So when we were creating the OccupySupply line of cold weather clothing for the steady stream of people who show up at the occupations, we committed ourselves to using union made goods. To insure that the money would go to support people with sustainable incomes, and won’t just cyclically reinforce the problem.
The fabulous logo, by our designer Caz, signifies the commitment to economic justice that these garments represent.
It took the cooperation of a great many people to pull this off in such a short period of time, with union Presidents past and present reaching out to shop stewards and manufacturers to bump us to the head of the production line so we could deliver the goods to Occupy Wall Street protesters as quickly as possible. Special thanks go out to Joe Hansen, Leilah Mooney and Teresa Hansen of the UFCW; Noel Beasley, Edgar Romney, Jo-Ellen Schlademan, Lynn Fox and Nancy Campos-Siete of Workers United; Tom Buffenbarger, Matt McKinnon and Bruce Olsson of the Machinists Union; Art Pottash and Joel Coen of Artex Mills; Rod Eitland of American Unions; and SEIU alumni Stephen Lerner and Andy Stern. It would have been impossible to pull this off in such a short period of time without them.
Thanks also go out to the remarkable FDL members who have become the #OccupySupply liaisons to the encampments in their communities. The time that they have taken to ask questions, sit and listen to the needs of the occupiers, take part in General Assemblies and try to offer help in the most constructive and cooperative way possible has been invaluable and inspirational.
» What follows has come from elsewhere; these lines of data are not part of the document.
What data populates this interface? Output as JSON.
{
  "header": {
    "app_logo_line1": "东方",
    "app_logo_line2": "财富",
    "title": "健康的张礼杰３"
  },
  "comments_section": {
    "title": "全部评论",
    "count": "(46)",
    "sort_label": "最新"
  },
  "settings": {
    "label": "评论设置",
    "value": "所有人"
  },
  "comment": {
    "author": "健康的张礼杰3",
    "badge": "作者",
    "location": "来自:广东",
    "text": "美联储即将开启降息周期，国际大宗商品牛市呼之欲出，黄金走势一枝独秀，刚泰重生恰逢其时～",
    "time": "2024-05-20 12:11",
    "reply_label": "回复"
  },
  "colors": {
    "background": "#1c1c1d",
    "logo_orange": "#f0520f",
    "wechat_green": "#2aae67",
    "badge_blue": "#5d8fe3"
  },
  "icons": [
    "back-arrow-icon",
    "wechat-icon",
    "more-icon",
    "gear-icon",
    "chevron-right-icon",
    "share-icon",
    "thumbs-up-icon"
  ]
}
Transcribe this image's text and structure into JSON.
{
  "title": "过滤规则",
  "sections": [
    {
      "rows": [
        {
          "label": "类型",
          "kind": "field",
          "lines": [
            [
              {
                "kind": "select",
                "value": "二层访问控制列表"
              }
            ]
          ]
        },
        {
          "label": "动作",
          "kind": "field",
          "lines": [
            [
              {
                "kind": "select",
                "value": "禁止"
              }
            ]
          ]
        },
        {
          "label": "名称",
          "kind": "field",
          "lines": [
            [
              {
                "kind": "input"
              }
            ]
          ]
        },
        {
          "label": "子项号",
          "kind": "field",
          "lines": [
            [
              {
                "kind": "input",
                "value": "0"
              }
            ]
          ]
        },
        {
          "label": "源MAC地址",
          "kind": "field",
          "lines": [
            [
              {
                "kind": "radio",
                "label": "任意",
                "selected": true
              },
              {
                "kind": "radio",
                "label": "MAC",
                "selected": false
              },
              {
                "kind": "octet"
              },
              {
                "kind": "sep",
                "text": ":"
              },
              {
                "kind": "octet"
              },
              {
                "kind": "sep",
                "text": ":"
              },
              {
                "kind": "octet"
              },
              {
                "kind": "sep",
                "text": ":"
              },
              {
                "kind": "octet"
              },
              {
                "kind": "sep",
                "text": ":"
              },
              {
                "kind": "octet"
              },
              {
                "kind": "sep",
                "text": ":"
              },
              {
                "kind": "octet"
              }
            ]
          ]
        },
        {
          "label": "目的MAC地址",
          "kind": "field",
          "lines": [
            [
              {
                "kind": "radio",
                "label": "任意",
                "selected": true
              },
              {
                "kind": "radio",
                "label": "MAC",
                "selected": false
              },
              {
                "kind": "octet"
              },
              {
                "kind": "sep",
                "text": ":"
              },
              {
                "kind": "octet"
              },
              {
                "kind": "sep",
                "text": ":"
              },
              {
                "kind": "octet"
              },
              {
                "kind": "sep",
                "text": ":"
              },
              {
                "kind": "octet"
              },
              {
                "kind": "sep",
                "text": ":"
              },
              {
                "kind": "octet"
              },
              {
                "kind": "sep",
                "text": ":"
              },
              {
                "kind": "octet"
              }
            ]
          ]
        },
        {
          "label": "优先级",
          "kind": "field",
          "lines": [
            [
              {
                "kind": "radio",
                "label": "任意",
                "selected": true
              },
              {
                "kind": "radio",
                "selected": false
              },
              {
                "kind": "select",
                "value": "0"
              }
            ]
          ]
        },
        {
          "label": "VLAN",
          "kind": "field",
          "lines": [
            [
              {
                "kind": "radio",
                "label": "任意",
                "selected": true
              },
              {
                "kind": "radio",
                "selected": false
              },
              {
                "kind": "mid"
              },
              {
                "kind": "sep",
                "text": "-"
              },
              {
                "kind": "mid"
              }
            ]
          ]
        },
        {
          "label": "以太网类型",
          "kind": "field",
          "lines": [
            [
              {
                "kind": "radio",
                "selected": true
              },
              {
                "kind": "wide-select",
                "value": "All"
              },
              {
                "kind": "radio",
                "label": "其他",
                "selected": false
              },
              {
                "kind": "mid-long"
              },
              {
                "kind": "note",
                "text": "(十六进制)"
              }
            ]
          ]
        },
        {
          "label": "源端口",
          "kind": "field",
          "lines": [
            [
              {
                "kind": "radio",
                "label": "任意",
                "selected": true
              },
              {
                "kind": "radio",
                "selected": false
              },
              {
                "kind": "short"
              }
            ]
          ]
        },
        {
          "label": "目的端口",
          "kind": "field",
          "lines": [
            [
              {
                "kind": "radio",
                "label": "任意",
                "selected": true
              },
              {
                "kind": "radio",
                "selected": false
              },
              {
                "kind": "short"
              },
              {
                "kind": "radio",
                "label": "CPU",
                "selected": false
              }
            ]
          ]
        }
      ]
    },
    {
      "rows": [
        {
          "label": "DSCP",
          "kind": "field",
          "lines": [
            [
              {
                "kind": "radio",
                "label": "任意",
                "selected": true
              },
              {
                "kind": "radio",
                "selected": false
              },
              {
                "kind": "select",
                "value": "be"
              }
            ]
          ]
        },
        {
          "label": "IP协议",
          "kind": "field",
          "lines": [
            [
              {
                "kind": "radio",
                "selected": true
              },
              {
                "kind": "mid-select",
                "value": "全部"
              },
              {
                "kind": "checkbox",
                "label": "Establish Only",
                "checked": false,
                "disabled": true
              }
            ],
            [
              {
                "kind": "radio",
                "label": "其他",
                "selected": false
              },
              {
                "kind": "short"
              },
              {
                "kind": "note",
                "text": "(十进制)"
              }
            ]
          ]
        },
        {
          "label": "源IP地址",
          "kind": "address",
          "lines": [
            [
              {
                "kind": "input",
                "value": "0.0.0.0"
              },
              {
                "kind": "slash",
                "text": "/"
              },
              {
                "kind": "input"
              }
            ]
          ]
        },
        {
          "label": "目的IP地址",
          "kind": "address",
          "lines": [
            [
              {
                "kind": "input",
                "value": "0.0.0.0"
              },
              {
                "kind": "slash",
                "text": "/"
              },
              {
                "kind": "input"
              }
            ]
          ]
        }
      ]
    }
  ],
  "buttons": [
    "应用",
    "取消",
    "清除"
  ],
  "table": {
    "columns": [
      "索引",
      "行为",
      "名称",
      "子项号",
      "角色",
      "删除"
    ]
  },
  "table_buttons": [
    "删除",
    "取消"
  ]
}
Our members are the backbone of the #OccupySupply program.
If you know of an #Occupy encampment that needs winterization supplies, you can let us know here. If you’d like to become an FDL member and help with outreach to occupations in your community, you can join here. And if you’d like to donate to the #OccupySupply fund to help us send more gear through the pipeline as soon as possible, you can do it here.
As always, 100% of the money we raise through the #OccupySupply fund will be used to get much-needed supplies for Occupy encampments throughout the winter. And we we are committed to doing it in an economically just, cost-effective way that respects and values the workers and companies who manufacture them.